Work required » Go through the entries below and report how many lines contain the string "date". Nothing but the number is wanted.
##### Record extracts #####
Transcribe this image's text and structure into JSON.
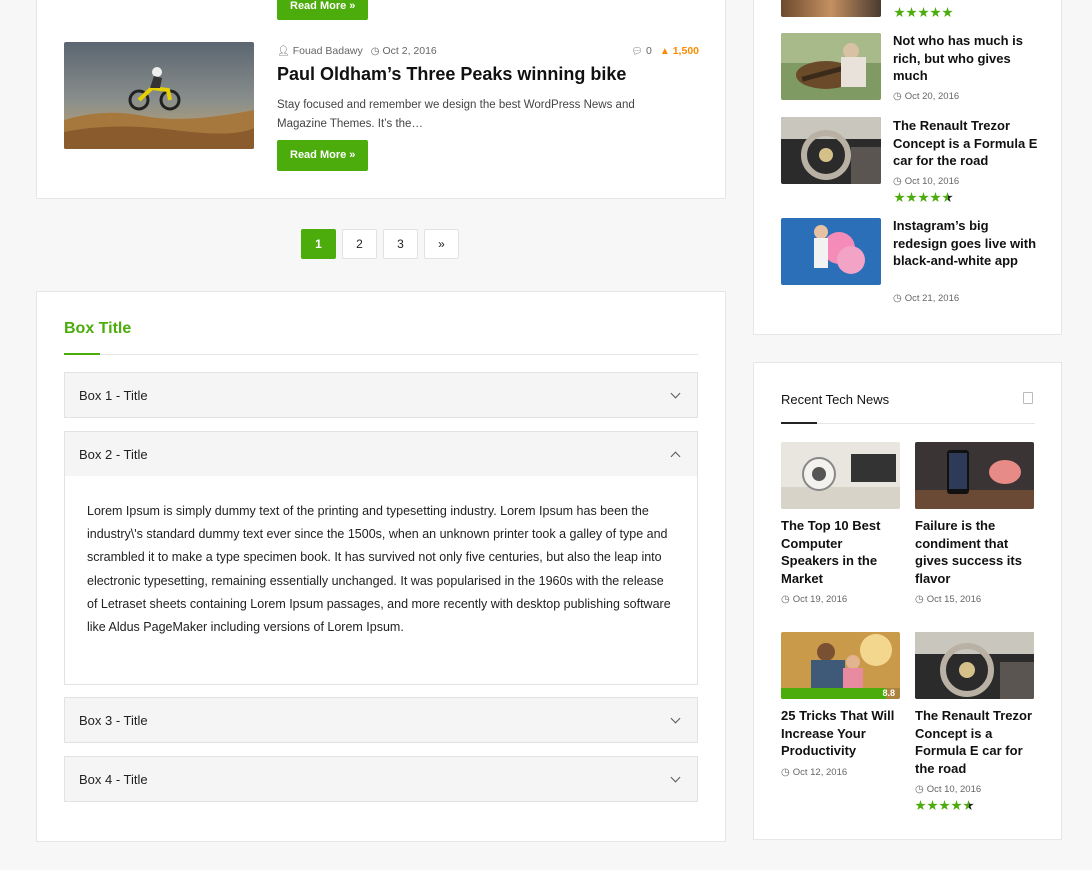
{
  "top_post": {
    "read_more": "Read More »"
  },
  "post": {
    "author": "Fouad Badawy",
    "date": "Oct 2, 2016",
    "comments": "0",
    "views": "1,500",
    "title": "Paul Oldham’s Three Peaks winning bike",
    "excerpt": "Stay focused and remember we design the best WordPress News and Magazine Themes. It’s the…",
    "read_more": "Read More »"
  },
  "pagination": {
    "pages": [
      "1",
      "2",
      "3"
    ],
    "next": "»",
    "current": "1"
  },
  "box": {
    "title": "Box Title",
    "items": [
      {
        "title": "Box 1 - Title"
      },
      {
        "title": "Box 2 - Title",
        "body": "Lorem Ipsum is simply dummy text of the printing and typesetting industry. Lorem Ipsum has been the industry\\'s standard dummy text ever since the 1500s, when an unknown printer took a galley of type and scrambled it to make a type specimen book. It has survived not only five centuries, but also the leap into electronic typesetting, remaining essentially unchanged. It was popularised in the 1960s with the release of Letraset sheets containing Lorem Ipsum passages, and more recently with desktop publishing software like Aldus PageMaker including versions of Lorem Ipsum."
      },
      {
        "title": "Box 3 - Title"
      },
      {
        "title": "Box 4 - Title"
      }
    ]
  },
  "sidebar_posts": [
    {
      "title": "Not who has much is rich, but who gives much",
      "date": "Oct 20, 2016"
    },
    {
      "title": "The Renault Trezor Concept is a Formula E car for the road",
      "date": "Oct 10, 2016",
      "rating": 4.5
    },
    {
      "title": "Instagram’s big redesign goes live with black-and-white app",
      "date": "Oct 21, 2016"
    }
  ],
  "top_rating": 5,
  "recent_tech": {
    "title": "Recent Tech News",
    "items": [
      {
        "title": "The Top 10 Best Computer Speakers in the Market",
        "date": "Oct 19, 2016"
      },
      {
        "title": "Failure is the condiment that gives success its flavor",
        "date": "Oct 15, 2016"
      },
      {
        "title": "25 Tricks That Will Increase Your Productivity",
        "date": "Oct 12, 2016",
        "score": "8.8",
        "score_fraction": 0.88
      },
      {
        "title": "The Renault Trezor Concept is a Formula E car for the road",
        "date": "Oct 10, 2016",
        "rating": 4.5
      }
    ]
  },
  "colors": {
    "accent": "#4bac0b",
    "views": "#f88c00"
  },
  "icons": {
    "author": "user-icon",
    "date": "clock-icon",
    "comments": "comment-icon",
    "views": "fire-icon",
    "widget": "document-icon"
  }
}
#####
Output » 9